In this 2011 documentary, four American Christian dudes travel all over Europe asking (pretty self-indulgent) questions about (high school level) theology and what it means to really (no, really dude) follow Jesus.

Now, these are four quintessential American-Christian-college guys. I feel like I know them, like I've talked to all of them... in youth groups, church lobbies, Campus Crusade gatherings, youth conferences, Christian concerts. Oh man. It's actually weirder than that. I feel like I was programmed to be able to find these guys in a crowd, to separate them from the herd, to stamp them with the possible-future-mate stamp that all Christian girls are given at birth. Clean cut, hyper masculine, endearingly naive (shallow), bashfully sensitive. Cracking jokes and dealing cliches like cards on the table.

But I'd love to know who said, "Finally, a Christian film that doesn't hold back." Because if these guys aren't holding back, then they've honest-to-God got NOTHING going on behind those beautiful, smiling faces.

Winding their way from London to Barcelona to Rome (by accidental way of Geneva) to Budapest--you get the idea--the guys prompt themselves with the staple topics of any college small group: sex, alcohol, identity, fasting, giving to people in need. At the high point, they actually do GIVE to people in need.

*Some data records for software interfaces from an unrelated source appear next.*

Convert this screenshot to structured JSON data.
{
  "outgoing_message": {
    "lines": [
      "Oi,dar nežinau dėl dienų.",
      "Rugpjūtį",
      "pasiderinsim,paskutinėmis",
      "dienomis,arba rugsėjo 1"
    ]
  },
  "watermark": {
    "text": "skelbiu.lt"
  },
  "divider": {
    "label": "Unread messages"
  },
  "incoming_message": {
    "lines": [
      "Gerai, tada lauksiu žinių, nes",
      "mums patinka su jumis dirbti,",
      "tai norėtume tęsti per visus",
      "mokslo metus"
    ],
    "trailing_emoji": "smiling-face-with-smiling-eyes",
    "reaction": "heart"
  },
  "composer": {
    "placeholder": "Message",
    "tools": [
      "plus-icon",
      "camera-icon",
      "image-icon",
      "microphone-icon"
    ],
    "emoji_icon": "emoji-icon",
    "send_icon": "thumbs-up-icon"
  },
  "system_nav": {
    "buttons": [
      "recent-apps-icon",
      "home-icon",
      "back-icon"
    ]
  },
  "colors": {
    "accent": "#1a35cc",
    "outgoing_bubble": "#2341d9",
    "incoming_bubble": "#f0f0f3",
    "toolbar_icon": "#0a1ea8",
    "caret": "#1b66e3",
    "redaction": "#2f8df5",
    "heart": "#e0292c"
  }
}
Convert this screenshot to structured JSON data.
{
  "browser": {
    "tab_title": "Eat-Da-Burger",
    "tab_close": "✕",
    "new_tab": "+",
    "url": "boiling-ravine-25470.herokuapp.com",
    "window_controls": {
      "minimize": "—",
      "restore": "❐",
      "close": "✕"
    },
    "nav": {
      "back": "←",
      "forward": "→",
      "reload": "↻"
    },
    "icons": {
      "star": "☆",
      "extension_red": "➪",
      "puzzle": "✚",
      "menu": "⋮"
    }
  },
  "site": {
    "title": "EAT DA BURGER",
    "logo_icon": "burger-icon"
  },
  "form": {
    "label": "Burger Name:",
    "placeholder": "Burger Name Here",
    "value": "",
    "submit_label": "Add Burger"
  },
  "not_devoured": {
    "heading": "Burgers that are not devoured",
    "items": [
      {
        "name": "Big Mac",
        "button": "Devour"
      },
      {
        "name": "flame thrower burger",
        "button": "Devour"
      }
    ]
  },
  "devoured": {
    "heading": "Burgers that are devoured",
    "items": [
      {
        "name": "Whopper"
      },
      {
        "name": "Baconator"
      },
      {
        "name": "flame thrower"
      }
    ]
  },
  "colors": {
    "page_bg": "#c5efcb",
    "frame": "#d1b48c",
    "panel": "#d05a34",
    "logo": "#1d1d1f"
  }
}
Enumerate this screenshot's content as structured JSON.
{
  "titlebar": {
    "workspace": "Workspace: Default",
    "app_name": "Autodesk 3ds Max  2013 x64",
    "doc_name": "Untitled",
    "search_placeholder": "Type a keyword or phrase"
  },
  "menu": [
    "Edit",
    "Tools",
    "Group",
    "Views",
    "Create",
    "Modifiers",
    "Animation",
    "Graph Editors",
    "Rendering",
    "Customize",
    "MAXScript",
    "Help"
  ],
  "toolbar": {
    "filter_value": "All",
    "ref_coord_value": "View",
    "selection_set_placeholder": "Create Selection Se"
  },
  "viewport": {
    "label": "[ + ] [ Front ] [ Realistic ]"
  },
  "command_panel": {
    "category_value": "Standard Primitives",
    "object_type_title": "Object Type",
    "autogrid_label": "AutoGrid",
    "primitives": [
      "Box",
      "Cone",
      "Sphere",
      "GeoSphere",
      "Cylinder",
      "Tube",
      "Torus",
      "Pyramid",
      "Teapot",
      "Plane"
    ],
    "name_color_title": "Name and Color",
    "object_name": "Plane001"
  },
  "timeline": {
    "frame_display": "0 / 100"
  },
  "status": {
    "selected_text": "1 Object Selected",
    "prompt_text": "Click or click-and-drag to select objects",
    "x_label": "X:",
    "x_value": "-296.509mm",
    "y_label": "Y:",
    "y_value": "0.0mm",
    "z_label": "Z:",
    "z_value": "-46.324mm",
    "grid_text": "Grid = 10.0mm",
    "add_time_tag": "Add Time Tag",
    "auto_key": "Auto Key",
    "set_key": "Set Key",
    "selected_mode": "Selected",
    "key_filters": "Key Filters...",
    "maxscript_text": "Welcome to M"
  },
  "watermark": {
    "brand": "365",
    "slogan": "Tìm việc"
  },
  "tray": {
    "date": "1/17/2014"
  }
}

At the low point, they happen upon a nude beach (with actual hot people on it!) and decide this is the way God is telling them what to discuss that week.

It's like God punched us in the face...

They can't read maps. They don't know how to ask a question that isn't loaded to the max. Yet I was mildly entertained. I'd guess that most people who spent their high school years grounded in church would find it nostalgic. Even the boys' personal moments, full of revelations about hypocricy and stumbling blocks, are sort of precious.

Oh, did you go watch Superbad with your friends? Shoot. Wait, you have a tough time abstaining from alcohol in college? Gosh. Awww... you had sex before marriage and you feel like that was disrespectful to your future wife? And to the girl you were with? And to yourself? And to JESUS? Bummer dude. Let's "Cross Talk" about that.

What I'm doing right now is a classic example of poor Christian etiquette. When listening to the struggles of a fellow Christian, don't poke fun. That's messed up. But it's tough not to feel a little superior when I'm listening to a guy tell the camera, "As Christian men in college, alcohol is idolized more than anything else in college." Shocking.

Maybe I'm not the target audience. There's seriously a scene, like Jackass Lite, where two of the guys take turns slapping each other as hard as they can. And two other guys set out to sabotage their friend's budding pen pal relationship. It's like the worst kind of reality TV... clean, respectful, and generally harmless.

"If you're truly a Christian, and you're trying to distinguish yourself in this world, life is gonna suck. And you're gonna get made fun of... but it'll be worth it."

While this does sound like a clip straight out of the hilarious parody video Shoot Christians Say , fortunately, or unfortunately (if anyone who isn't already a Christian sees this film and measures the whole flock of us by it), the frat boy in the ballcap, the one who admitted that he "peaked in high school," the one who cried as he closed out his recollections on the trip, is right. Sometimes it sucks. Sometimes you get made fun of. Sometimes real tragedies strike. But it will be worth it.

Or at least that's what Christians believe.